It was really something of a perfect scene to see filmed, if one were there to mine for information, which of course I was. As you can now see, I waited to publish my set visit report until the day the movie hit theaters (well, at least one theater - Friday it will be released worldwide in theaters and on VOD simultaneously, an unprecedented distribution model) because I didn't want to spoil things for anyone else, but I loved getting the inside scoop on the case, and on Piz and Veronica's careers and relationship.
We got even more information in the last scene we saw filmed for the day, in an alley outside the radio station. It was decorated to look like the area just outside the venue where the reunion is being held, and because Sarah was dressed for it (Sarah, being very stylish, is always dressed for a reunion), she was asked to be an extra!
(That's Sarah in the background, facing the shadowy guy)

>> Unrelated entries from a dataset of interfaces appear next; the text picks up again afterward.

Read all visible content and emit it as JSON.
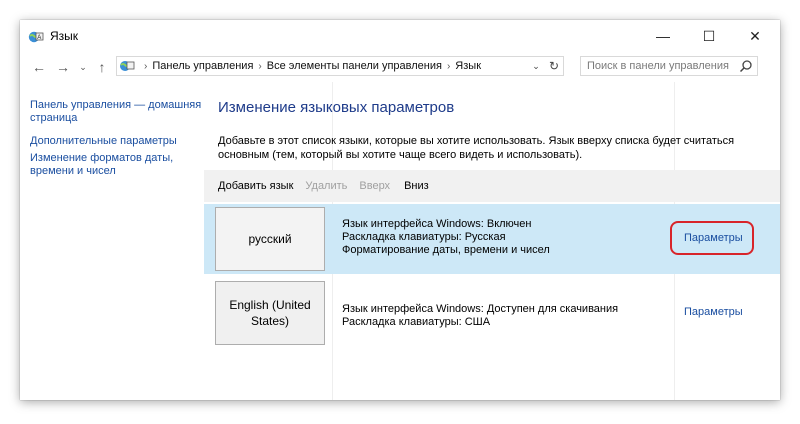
{
  "window": {
    "title": "Язык",
    "controls": {
      "minimize": "—",
      "maximize": "☐",
      "close": "✕"
    }
  },
  "nav": {
    "back": "←",
    "forward": "→",
    "recent": "⌄",
    "up": "↑"
  },
  "address": {
    "crumbs": [
      "Панель управления",
      "Все элементы панели управления",
      "Язык"
    ],
    "dropdown": "⌄",
    "refresh": "↻"
  },
  "search": {
    "placeholder": "Поиск в панели управления"
  },
  "sidebar": {
    "items": [
      {
        "label": "Панель управления — домашняя страница"
      },
      {
        "label": "Дополнительные параметры"
      },
      {
        "label": "Изменение форматов даты, времени и чисел"
      }
    ]
  },
  "main": {
    "heading": "Изменение языковых параметров",
    "description": "Добавьте в этот список языки, которые вы хотите использовать. Язык вверху списка будет считаться основным (тем, который вы хотите чаще всего видеть и использовать).",
    "toolbar": {
      "add": "Добавить язык",
      "remove": "Удалить",
      "up": "Вверх",
      "down": "Вниз"
    },
    "languages": [
      {
        "name": "русский",
        "info": [
          "Язык интерфейса Windows: Включен",
          "Раскладка клавиатуры: Русская",
          "Форматирование даты, времени и чисел"
        ],
        "options_label": "Параметры"
      },
      {
        "name": "English (United States)",
        "info": [
          "Язык интерфейса Windows: Доступен для скачивания",
          "Раскладка клавиатуры: США"
        ],
        "options_label": "Параметры"
      }
    ]
  },
  "colors": {
    "link": "#1a4ea0",
    "heading": "#1e3b8a",
    "selected_row": "#cde8f7",
    "toolbar_bg": "#f1f1f1",
    "highlight": "#d8242a"
  }
}
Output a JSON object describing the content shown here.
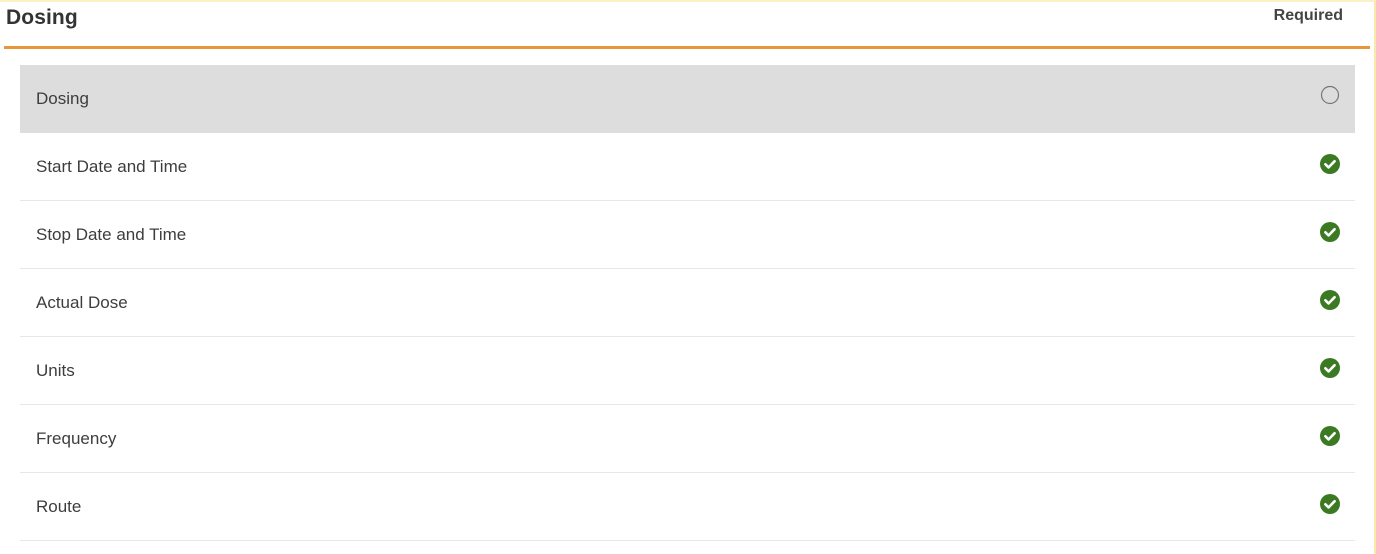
{
  "header": {
    "title": "Dosing",
    "required_label": "Required"
  },
  "colors": {
    "accent_rule": "#e8963a",
    "selected_row_bg": "#dddddd",
    "complete_icon": "#3b7a23",
    "incomplete_icon": "#777777"
  },
  "items": [
    {
      "label": "Dosing",
      "status": "incomplete",
      "icon": "empty-circle-icon",
      "selected": true
    },
    {
      "label": "Start Date and Time",
      "status": "complete",
      "icon": "check-circle-icon",
      "selected": false
    },
    {
      "label": "Stop Date and Time",
      "status": "complete",
      "icon": "check-circle-icon",
      "selected": false
    },
    {
      "label": "Actual Dose",
      "status": "complete",
      "icon": "check-circle-icon",
      "selected": false
    },
    {
      "label": "Units",
      "status": "complete",
      "icon": "check-circle-icon",
      "selected": false
    },
    {
      "label": "Frequency",
      "status": "complete",
      "icon": "check-circle-icon",
      "selected": false
    },
    {
      "label": "Route",
      "status": "complete",
      "icon": "check-circle-icon",
      "selected": false
    }
  ]
}
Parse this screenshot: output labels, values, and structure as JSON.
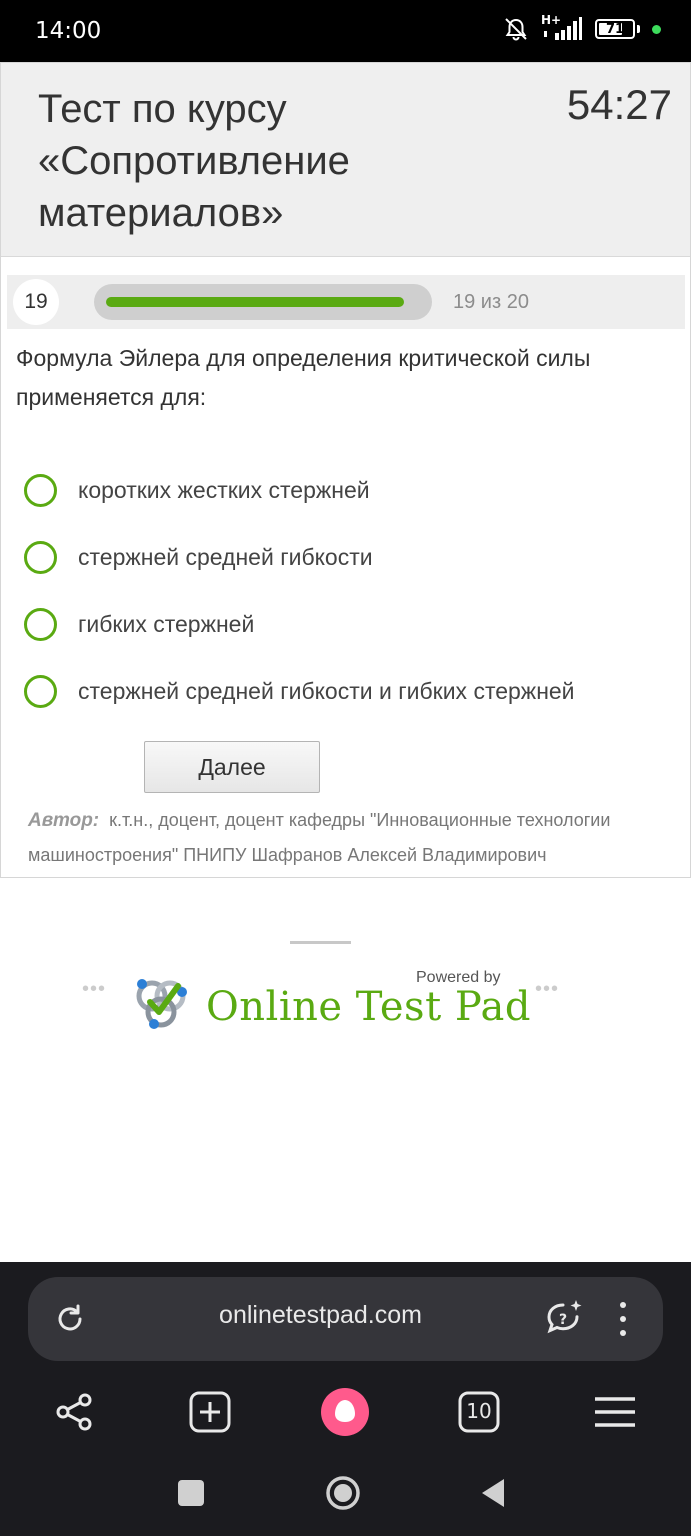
{
  "status_bar": {
    "time": "14:00",
    "network": "H+",
    "battery": "71",
    "battery_level": 0.71
  },
  "test": {
    "title": "Тест по курсу «Сопротивление материалов»",
    "timer": "54:27",
    "question_number": "19",
    "progress_label": "19 из 20",
    "progress": 0.95,
    "question": "Формула Эйлера для определения критической силы применяется для:",
    "options": [
      {
        "label": "коротких жестких стержней",
        "selected": false
      },
      {
        "label": "стержней средней гибкости",
        "selected": false
      },
      {
        "label": "гибких стержней",
        "selected": false
      },
      {
        "label": "стержней средней гибкости и гибких стержней",
        "selected": false
      }
    ],
    "next_label": "Далее",
    "author_label": "Автор:",
    "author_text": "к.т.н., доцент, доцент кафедры \"Инновационные технологии машиностроения\" ПНИПУ Шафранов Алексей Владимирович"
  },
  "branding": {
    "powered_by": "Powered by",
    "name": "Online Test Pad",
    "color": "#5aaa12"
  },
  "browser": {
    "url": "onlinetestpad.com",
    "tabs_count": "10",
    "icons": [
      "reload-icon",
      "assistant-icon",
      "menu-dots-icon",
      "share-icon",
      "new-tab-icon",
      "alice-icon",
      "tabs-icon",
      "hamburger-icon"
    ]
  },
  "system_nav": {
    "icons": [
      "recents-icon",
      "home-icon",
      "back-icon"
    ]
  }
}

Here's how the scene played out: Logan has apparently arrived at the reunion to beat the hell out of Sean Friedrich (remember the butler's son? Played by Kevin Sheridan, not present that day) for selling some compromising pictures of Bonnie De Ville/Carrie Bishop to the press. We learned (and this has since been confirmed in the trailer) that Bishop was Logan's girlfriend, and now he's suspected of her murder. They start talking about a recent boat party and either clues or red herrings are revealed, and I'll leave all that alone because I'm not trying to spoil the mystery for myself or for anyone else. But Veronica chastises Logan for showing up to the reunion throwing punches when he's suspected for murder, although she grudgingly admires his overzealous sense of chivalry. That always did seem to work on her, didn't it? Then Mac, played by the great Tina Majorino, runs from the reunion and tells Veronica rather urgently that Piz is looking for her, and Veronica takes off, with Logan staring soulfully after her. Meanwhile, Neptune High Class of '06 student Sarah Pitre stands stoically in the background with her arms crossed.

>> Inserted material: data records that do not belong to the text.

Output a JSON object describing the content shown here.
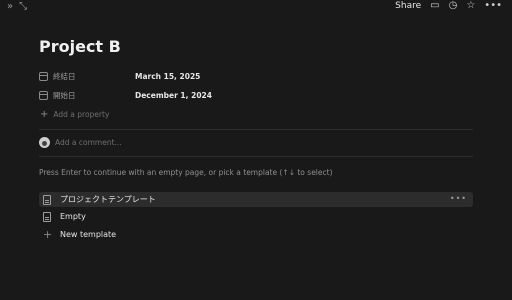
{
  "topbar": {
    "share_label": "Share",
    "icons": [
      "chevrons-right-icon",
      "expand-icon",
      "comment-icon",
      "history-icon",
      "star-icon",
      "more-icon"
    ]
  },
  "page": {
    "title": "Project B"
  },
  "properties": [
    {
      "icon": "calendar-icon",
      "label": "終結日",
      "value": "March 15, 2025"
    },
    {
      "icon": "calendar-icon",
      "label": "開始日",
      "value": "December 1, 2024"
    }
  ],
  "add_property_label": "Add a property",
  "comment": {
    "placeholder": "Add a comment..."
  },
  "hint_text": "Press Enter to continue with an empty page, or pick a template (↑↓ to select)",
  "templates": [
    {
      "icon": "page-icon",
      "label": "プロジェクトテンプレート"
    },
    {
      "icon": "page-icon",
      "label": "Empty"
    },
    {
      "icon": "plus-icon",
      "label": "New template"
    }
  ]
}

In between takes, Bell and Majorino had several jokey exchanges, while Dohring paced intently, keeping himself in the zone. He seemed friendly and appeared to get along with everyone, but he definitely employs a more intense method of performance than the rest of the cast. By this point, everyone seemed tired, and we felt we'd worn out Rob's wonderful, incredibly warm hospitality long enough, so we sneaked out.

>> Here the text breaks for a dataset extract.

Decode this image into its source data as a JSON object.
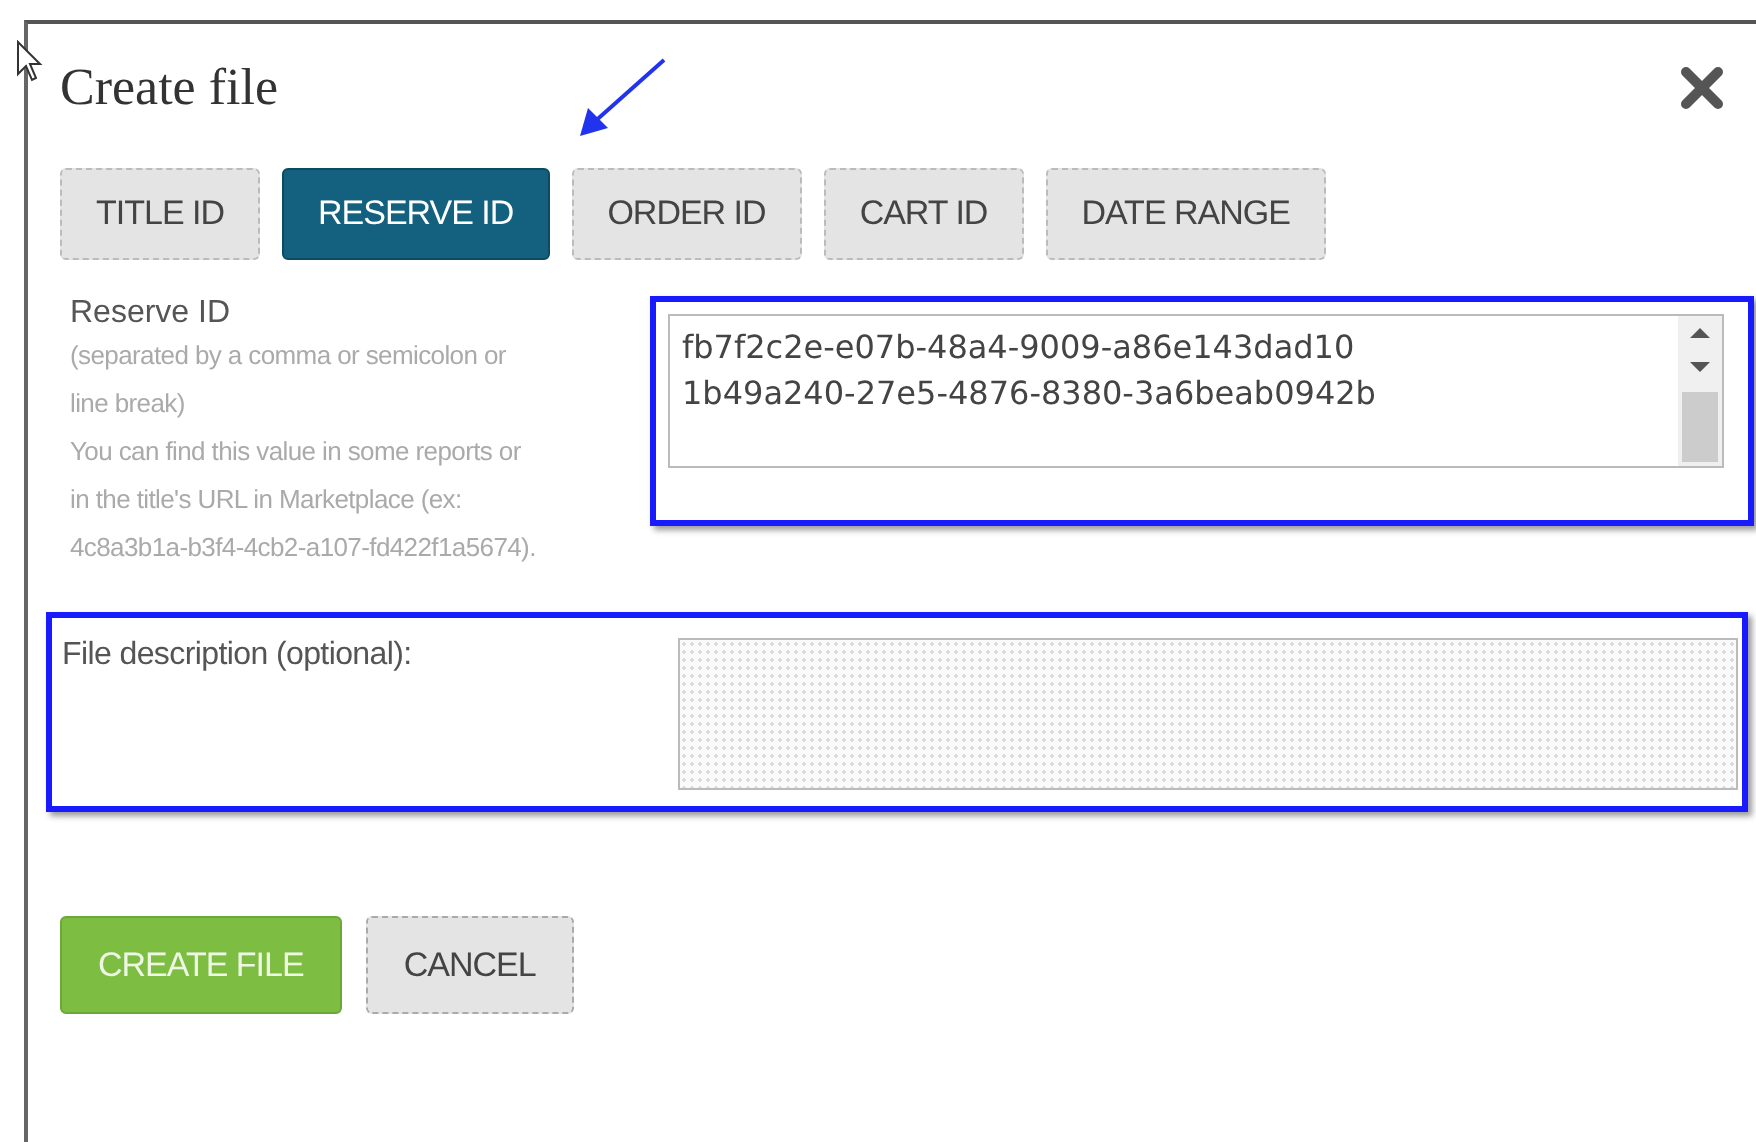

On our way back through the radio station to the shuttle, we spied Lowell taking pictures of the entire This American Life staff, who seemed thrilled to pose for him (except Ira Glass, who was, as before, a little adorably awkward.) Someone accidentally knocked Lowell's very nice, expensive camera off the table and everyone gasped, but Lowell, after blanching a bit, laughed it off. We each grabbed a veggie corndog from the craft services table and headed out, waiting until we were out of earshot to rehash every detail of the day.
And rehashing it here with you has been nothing short of a joy. I'm about to see Veronica Mars, and I'm nervous and excited to learn if the film can live up to the experience. It's nearly impossible to gauge the quality of a movie from a set visit - we loved what we saw, but it's such a small piece of what will be a very large puzzle. But as a forever fan of the show, getting to watch Veronica snark and suss out clues in person was unbelievably fun.
Also, Ira Glass asked me a bunch of questions. And I'll always have that.